“Perfect” total solar eclipses like those experienced from Earth are incredibly rare phenomena. No other planet in our Solar System has them, and there’s no good reason we should have them. It’s just a marvelous coincidence that the Sun is both 390 times larger than the Moon and 390 times farther away from Earth, causing the Sun and the Moon to have essentially the same apparent (angular) size in the sky. We got remarkably lucky! And in fact, the Moon is slowly receding from Earth, appearing progressively smaller in the sky—so total solar eclipses are becoming even more rare, and they won’t be possible at all in about half a billion years.

A man looks at the partial solar eclipse through binoculars and filters while at sea in Pacific Ocean.

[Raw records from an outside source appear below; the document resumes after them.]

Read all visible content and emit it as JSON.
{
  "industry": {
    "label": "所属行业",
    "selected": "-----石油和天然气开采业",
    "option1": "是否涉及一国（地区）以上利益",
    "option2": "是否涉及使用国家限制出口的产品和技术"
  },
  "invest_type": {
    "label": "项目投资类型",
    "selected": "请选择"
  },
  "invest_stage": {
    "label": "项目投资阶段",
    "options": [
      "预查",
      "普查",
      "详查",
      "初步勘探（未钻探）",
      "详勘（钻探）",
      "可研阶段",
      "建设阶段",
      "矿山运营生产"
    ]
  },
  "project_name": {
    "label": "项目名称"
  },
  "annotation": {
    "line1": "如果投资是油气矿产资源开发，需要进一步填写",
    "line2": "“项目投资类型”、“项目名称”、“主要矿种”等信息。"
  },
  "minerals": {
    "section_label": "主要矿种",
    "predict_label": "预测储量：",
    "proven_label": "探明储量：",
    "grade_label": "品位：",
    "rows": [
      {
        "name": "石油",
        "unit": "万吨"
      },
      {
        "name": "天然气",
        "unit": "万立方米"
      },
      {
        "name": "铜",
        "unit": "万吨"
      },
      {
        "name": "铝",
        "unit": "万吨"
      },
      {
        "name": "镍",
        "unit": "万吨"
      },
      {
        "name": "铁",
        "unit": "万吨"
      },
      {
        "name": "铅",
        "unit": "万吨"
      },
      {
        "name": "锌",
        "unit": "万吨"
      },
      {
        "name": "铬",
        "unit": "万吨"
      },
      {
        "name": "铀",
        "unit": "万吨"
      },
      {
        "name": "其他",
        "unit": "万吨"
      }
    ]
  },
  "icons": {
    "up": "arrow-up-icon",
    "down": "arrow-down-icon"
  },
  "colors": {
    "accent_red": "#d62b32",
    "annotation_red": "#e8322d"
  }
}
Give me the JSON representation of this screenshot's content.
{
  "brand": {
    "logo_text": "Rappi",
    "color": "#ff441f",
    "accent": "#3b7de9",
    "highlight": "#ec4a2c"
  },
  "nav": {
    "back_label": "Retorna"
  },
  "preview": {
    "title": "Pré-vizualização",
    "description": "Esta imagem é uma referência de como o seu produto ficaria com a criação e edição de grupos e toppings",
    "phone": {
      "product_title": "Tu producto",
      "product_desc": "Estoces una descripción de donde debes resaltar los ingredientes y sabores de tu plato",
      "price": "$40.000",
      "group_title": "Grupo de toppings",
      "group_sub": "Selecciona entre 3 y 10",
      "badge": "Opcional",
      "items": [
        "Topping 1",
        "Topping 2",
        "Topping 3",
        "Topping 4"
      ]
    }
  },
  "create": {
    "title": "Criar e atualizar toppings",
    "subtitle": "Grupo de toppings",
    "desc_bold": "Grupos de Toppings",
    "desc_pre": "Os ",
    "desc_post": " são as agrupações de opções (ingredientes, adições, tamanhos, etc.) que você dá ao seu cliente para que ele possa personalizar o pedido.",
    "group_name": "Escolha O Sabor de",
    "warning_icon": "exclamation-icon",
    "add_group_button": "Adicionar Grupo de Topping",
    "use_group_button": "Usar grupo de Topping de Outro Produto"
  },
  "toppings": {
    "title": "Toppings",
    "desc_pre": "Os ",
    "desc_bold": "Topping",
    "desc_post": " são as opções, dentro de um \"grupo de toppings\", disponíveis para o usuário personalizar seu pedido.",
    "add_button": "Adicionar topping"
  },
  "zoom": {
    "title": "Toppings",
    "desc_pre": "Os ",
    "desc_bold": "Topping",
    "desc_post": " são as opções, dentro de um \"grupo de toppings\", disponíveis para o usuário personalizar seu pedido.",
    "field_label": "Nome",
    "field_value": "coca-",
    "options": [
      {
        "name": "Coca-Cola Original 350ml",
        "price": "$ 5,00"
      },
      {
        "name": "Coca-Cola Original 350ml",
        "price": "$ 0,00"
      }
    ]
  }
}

That we Earthlings get to see this amazing spectacle is indeed incredibly special! But even on Earth, at a given location, roughly 400 years go by between consecutive total solar eclipses, on average. This means that a total solar eclipse is unlikely to occur where you are by chance; instead, you must travel to the right location at the right time, and that’s part of the fun. You can explore the world while chasing total solar eclipses!

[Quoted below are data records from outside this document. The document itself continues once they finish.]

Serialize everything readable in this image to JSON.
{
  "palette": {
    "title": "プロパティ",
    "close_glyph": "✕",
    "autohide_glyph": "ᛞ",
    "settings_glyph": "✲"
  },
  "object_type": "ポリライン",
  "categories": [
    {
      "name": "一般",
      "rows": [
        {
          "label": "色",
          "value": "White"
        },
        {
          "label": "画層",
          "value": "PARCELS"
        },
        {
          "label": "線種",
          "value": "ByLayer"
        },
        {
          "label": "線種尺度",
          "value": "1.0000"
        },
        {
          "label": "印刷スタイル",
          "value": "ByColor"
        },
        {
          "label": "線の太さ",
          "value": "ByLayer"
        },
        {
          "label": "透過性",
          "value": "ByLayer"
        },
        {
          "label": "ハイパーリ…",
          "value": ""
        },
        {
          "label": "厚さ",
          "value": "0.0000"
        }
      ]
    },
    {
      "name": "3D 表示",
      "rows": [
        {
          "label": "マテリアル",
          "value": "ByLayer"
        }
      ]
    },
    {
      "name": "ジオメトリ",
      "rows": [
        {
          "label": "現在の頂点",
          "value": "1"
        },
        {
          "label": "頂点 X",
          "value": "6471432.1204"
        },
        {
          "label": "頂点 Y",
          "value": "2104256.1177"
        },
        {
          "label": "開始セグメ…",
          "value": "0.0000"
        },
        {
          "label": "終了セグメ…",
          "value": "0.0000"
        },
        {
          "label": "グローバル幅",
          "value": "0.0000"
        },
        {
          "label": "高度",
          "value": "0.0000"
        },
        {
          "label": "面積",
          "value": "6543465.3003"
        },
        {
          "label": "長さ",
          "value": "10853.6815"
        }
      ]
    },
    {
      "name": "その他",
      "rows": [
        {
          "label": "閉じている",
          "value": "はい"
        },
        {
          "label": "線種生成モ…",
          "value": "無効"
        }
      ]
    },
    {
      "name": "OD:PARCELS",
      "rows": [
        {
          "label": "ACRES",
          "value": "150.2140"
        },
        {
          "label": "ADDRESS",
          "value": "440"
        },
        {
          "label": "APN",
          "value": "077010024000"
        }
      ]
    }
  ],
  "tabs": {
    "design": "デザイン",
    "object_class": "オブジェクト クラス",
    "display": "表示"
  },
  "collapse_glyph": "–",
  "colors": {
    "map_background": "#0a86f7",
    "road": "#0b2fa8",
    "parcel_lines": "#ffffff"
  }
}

–Text by Alex Filippenko, total solar eclipse enthusiast and Professor of Astronomy at the University of California, Berkeley. Professor Filippenko will be the guest eclipse expert on Total Solar Eclipse of 2013: Morocco to Cape Verde

–Photos by Rick Fienberg (top) and Ethan Daniels (bottom)